• Literal values are not supported as inputs.
• Multiple columns and wildcards are not supported.

Usage Notes:

Required?Data TypeExample Value
YesString (column reference)`myValues`

## Examples

Tip: For additional examples, see How-to Guides.

This example illustrates how you can apply statistical functions to your dataset. Calculations include average (mean), max, min, standard deviation, and variance.

Source:

Students took a test and recorded the following scores. You want to perform some statistical analysis on them:

StudentScore
Anna84
Ben71
Caleb76
Danielle87
Evan85
Faith92
Gabe85
Hannah99
Ian73
Jane68

Transformation:

You can use the following transformations to calculate the average (mean), minimum, and maximum scores:

Transformation Name `New formula` `Single row formula` `AVERAGE(Score)` `'avgScore'`

Transformation Name `New formula` `Single row formula` `MIN(Score)` `'minScore'`

Transformation Name `New formula` `Single row formula` `MAX(Score)` `'maxScore'`

To apply statistical functions to your data, you can use the `VAR` and `STDEV` functions, which can be used as the basis for other statistical calculations.

Transformation Name `New formula` `Single row formula` `VAR(Score)` `var_Score`

Transformation Name `New formula` `Single row formula` `STDEV(Score)` `stdev_Score`

For each score, you can now calculate the variation of each one from the average, using the following:

Transformation Name `New formula` `Single row formula` `((Score - avg_Score) / stdev_Score)` `'stDevs'`

Now, you want to apply grades based on a formula:

AstDevs > 1
BstDevs > 0.5
C-1 <= stDevs <= 0.5
DstDevs < -1
FstDevs < -2

You can build the following transformation using the `IF` function to calculate grades.

Transformation Name `New formula` `Single row formula` `IF((stDevs > 1),'A',IF((stDevs < -2),'F',IF((stDevs < -1),'D',IF((stDevs > 0.5),'B','C'))))`

To clean up the content, you might want to apply some formatting to the score columns. The following reformats the `stdev_Score` and `stDevs` columns to display two decimal places:

Transformation Name `Edit column with formula` `stdev_Score` `NUMFORMAT(stdev_Score, '##.00')`

Transformation Name `Edit column with formula` `stDevs` `NUMFORMAT(stDevs, '##.00')`

Transformation Name `New formula` `Single row formula` `MODE(Score)` `'modeScore'`

Results:

Anna8485826899

87.00000000000001

9.330.21C
Ben718582689987.000000000000019.33-1.18D
Caleb768582689987.000000000000019.33-0.64C
Danielle878582689987.000000000000019.330.54B
Evan858582689987.000000000000019.330.32C
Faith928582689987.000000000000019.331.07A
Gabe858582689987.000000000000019.330.32C
Hannah998582689987.000000000000019.331.82A
Ian738582689987.000000000000019.33-0.96C
Jane688582689987.000000000000019.33-1.50D

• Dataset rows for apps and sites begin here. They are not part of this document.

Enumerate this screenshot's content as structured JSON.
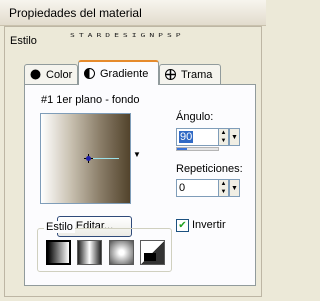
{
  "window": {
    "title": "Propiedades del material"
  },
  "estilo_top": {
    "label": "Estilo",
    "watermark": "STARDESIGNPSP"
  },
  "tabs": [
    {
      "label": "Color",
      "icon": "solid-circle-icon",
      "active": false
    },
    {
      "label": "Gradiente",
      "icon": "half-circle-icon",
      "active": true
    },
    {
      "label": "Trama",
      "icon": "pattern-icon",
      "active": false
    }
  ],
  "gradient": {
    "name": "#1 1er plano - fondo",
    "colors": [
      "#ffffff",
      "#c9c1b1",
      "#8a7d68",
      "#52432c"
    ]
  },
  "angle": {
    "label": "Ángulo:",
    "value": "90",
    "fraction": 0.25
  },
  "repeats": {
    "label": "Repeticiones:",
    "value": "0"
  },
  "edit_button": {
    "label": "Editar..."
  },
  "invert": {
    "label": "Invertir",
    "checked": true
  },
  "style_group": {
    "label": "Estilo",
    "options": [
      "linear",
      "rectangular",
      "radial",
      "sunburst"
    ],
    "selected": "linear"
  }
}
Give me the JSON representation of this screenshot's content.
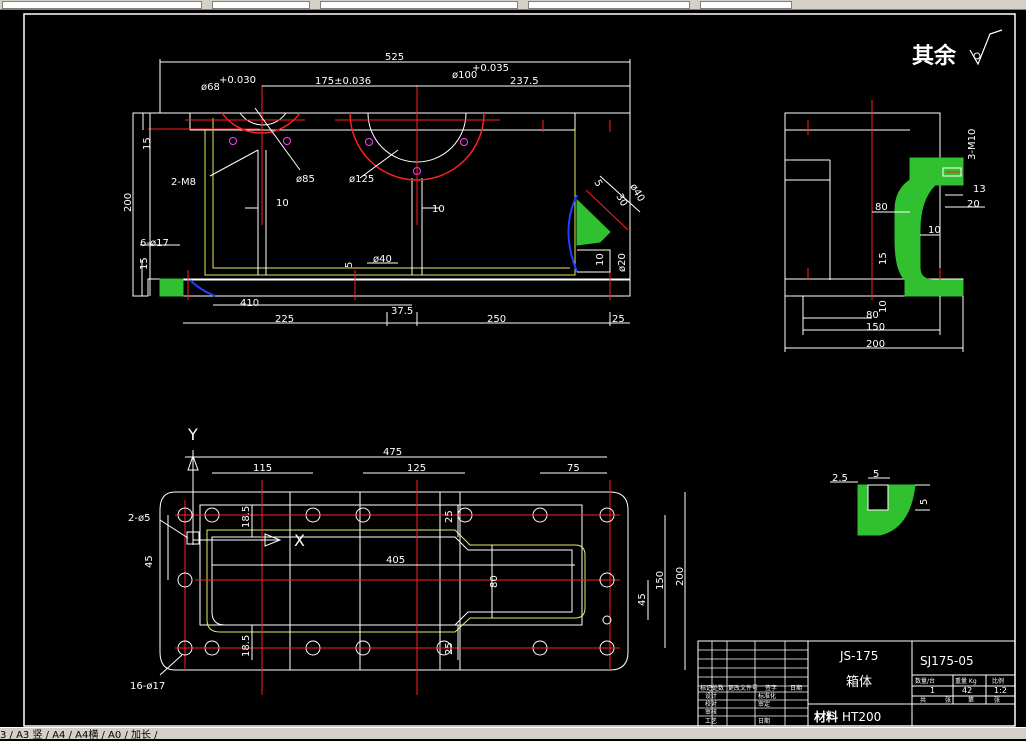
{
  "surface_note": {
    "symbol": "其余"
  },
  "front_view": {
    "dims": {
      "overall_length": "525",
      "bore1": "ø68",
      "bore1_tol": "+0.030",
      "bore_spacing": "175±0.036",
      "bore2": "ø100",
      "bore2_tol": "+0.035",
      "right_len": "237.5",
      "height_15": "15",
      "height_200": "200",
      "thread_2m8": "2-M8",
      "circle_85": "ø85",
      "circle_125": "ø125",
      "wall_10a": "10",
      "wall_10b": "10",
      "holes_6": "6-ø17",
      "base_15": "15",
      "gap_5": "5",
      "slot_40": "ø40",
      "len_410": "410",
      "len_225": "225",
      "len_37_5": "37.5",
      "len_250": "250",
      "len_25": "25",
      "side_5": "5",
      "side_30": "30",
      "side_40": "ø40",
      "side_10": "10",
      "side_20": "ø20"
    }
  },
  "side_view": {
    "dims": {
      "thread": "3-M10",
      "d13": "13",
      "d20": "20",
      "d80a": "80",
      "d10": "10",
      "d15": "15",
      "d10b": "10",
      "d80b": "80",
      "d150": "150",
      "d200": "200"
    }
  },
  "top_view": {
    "dims": {
      "axis_y": "Y",
      "axis_x": "X",
      "len_475": "475",
      "len_115": "115",
      "len_125": "125",
      "len_75": "75",
      "holes_2": "2-ø5",
      "d18_5a": "18.5",
      "d25a": "25",
      "d45a": "45",
      "len_405": "405",
      "d80": "80",
      "d45b": "45",
      "d150": "150",
      "d200": "200",
      "d18_5b": "18.5",
      "d25b": "25",
      "holes_16": "16-ø17"
    }
  },
  "detail": {
    "d2_5": "2.5",
    "d5a": "5",
    "d5b": "5"
  },
  "title_block": {
    "model": "JS-175",
    "drawing_no": "SJ175-05",
    "part_name": "箱体",
    "material_label": "材料",
    "material": "HT200",
    "qty_label": "数量/台",
    "weight_label": "重量 Kg",
    "scale_label": "比例",
    "qty": "1",
    "weight": "42",
    "scale": "1:2",
    "sheet_total": "共",
    "sheet_word": "张",
    "sheet_no": "第",
    "sheet_word2": "张",
    "r_design": "设计",
    "r_check": "校对",
    "r_review": "审核",
    "r_process": "工艺",
    "c_std": "标准化",
    "c_approve": "审定",
    "c_date": "日期",
    "h1": "标记处数",
    "h2": "更改文件号",
    "h3": "签字",
    "h4": "日期"
  },
  "status_bar": {
    "text": "3 / A3 竖 / A4 / A4横 / A0 / 加长 /"
  },
  "colors": {
    "red": "#ff2020",
    "yellow": "#e8e860",
    "green": "#30c030",
    "blue": "#2040ff",
    "magenta": "#ff40ff"
  }
}
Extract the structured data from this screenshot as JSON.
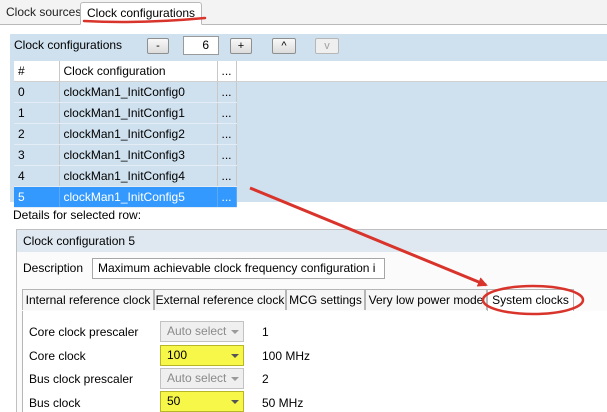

[{ "type": "thumb-down", "id": "hardToUnderstand", "label":"Hard to understand" },{ "type": "thumb-down", "id": "incorrectInformationOrSampleCode", "label":"Incorrect information or sample code" },{ "type": "thumb-down", "id": "missingTheInformationSamplesINeed", "label":"Missing the information/samples I need" },{ "type": "thumb-down", "id": "otherDown", "label":"Other" }]
[{ "type": "thumb-up", "id": "easyToUnderstand", "label":"Easy to understand" },{ "type": "thumb-up", "id": "solvedMyProblem", "label":"Solved my problem" },{ "type": "thumb-up", "id": "otherUp", "label":"Other" }]